"We residents have been waiting for this construction for 40 years," he said. "We started with the construction of the power station, we spent days without heat and electricity, we went through many different events together. Ulken needs this energy, this is the center of Kazakhstan. Our region is seismologically stable! There are 15 nuclear power plants in Japan, which has an earthquake every month. Energy is scarce and very expensive in our country. We all need electricity. We support the peaceful atom!" he said.
People in the hall clapped and someone asked, "What about solar energy?" nobody seemed to hear the question amid chants of "Peaceful atom! Peaceful atom!"
Then environmentalist Svetlana Mogilyuk spoke. Like many others, Svetlana came to Ulken to take part in the discussion.
"Dear residents, we have now listened very carefully to what was said," Mogilyuk said. "No basic, truthful information was provided to you. In contrast to the claim that nuclear energy is not harmful to health, there are qualified studies showing that nuclear energy is still harmful!
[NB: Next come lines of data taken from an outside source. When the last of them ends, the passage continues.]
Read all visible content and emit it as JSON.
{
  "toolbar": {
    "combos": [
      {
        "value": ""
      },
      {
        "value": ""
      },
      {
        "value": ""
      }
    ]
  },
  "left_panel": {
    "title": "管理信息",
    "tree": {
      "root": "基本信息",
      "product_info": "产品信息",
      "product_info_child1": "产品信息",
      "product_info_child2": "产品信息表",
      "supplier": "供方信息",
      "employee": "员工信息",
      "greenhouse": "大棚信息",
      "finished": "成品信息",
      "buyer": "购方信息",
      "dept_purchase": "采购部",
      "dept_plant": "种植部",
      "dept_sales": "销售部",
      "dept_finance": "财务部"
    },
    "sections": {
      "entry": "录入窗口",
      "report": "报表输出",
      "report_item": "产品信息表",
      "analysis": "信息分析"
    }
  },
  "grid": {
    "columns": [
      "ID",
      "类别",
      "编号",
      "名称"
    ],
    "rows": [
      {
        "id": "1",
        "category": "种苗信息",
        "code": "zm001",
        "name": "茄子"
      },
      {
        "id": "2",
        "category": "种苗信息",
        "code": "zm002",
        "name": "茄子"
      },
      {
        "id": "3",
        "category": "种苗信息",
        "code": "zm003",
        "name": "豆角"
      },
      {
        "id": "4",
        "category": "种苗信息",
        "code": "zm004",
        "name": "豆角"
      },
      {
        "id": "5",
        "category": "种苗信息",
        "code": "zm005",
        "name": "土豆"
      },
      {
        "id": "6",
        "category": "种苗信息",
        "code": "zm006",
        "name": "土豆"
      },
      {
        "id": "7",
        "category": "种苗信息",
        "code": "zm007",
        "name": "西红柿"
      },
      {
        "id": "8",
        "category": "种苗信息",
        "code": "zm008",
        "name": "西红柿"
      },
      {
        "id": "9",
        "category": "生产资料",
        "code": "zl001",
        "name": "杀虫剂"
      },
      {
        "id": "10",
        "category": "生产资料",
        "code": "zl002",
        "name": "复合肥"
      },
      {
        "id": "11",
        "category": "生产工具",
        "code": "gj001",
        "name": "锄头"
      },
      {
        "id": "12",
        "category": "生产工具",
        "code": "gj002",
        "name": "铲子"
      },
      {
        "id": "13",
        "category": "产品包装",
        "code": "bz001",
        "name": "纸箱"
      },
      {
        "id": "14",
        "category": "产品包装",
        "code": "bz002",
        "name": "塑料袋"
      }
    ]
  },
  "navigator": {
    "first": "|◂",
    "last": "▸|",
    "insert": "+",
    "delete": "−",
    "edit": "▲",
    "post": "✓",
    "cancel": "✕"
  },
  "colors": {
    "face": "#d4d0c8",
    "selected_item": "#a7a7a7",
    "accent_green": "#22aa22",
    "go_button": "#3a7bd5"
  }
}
Numerous studies also confirm that children who live near nuclear power plants are more likely to develop leukemia, and deaths from cancer increase by 24 percent."
As she made these claims, her microphone cut off. She continued without it.
"Nuclear power plants are harmful, they are accompanied by radioactive emissions. Citizens! You are now being told a lie! Hearings must be accompanied by basic information! You must understand that apart from the NPP, you have other opportunities, you have the opportunity to develop other types of electricity. They will be no less powerful, no less effective, but safer!"
Aleksandr Klepikov, the deputy director of Kazakhstan's Scientific and Technical Center for the Safety of Nuclear Technologies, also participated in the public discussion in Ulken. He is not against the construction of the NPP, but says there is a range of issues to be taken into account.
"Building a nuclear power station is expensive, it takes a long time for the facility to pay for itself," Klepikov said. "When the Japanese conducted a study on the possibility of building a nuclear power plant in Kazakhstan, they asked, 'What is the industrial development plan?' This would show that we have not only a source of energy, but also enough consumers for the NPP to operate efficiently."
"Kazakhstan," Klepikov said, "could not answer this question."
Kazakh Deputy Energy Minister Zhandos Nurmagambetov told journalists in Astana that, "before the station is built, a feasibility study and environmental impact assessment will be done, and the opinions of all interested parties will be collected."
But many in Kazakhstan feel the construction of an NPP is a done deal for the government and that far more depends on its decision than the prospects for locals of a small village on the banks of the Balkhash.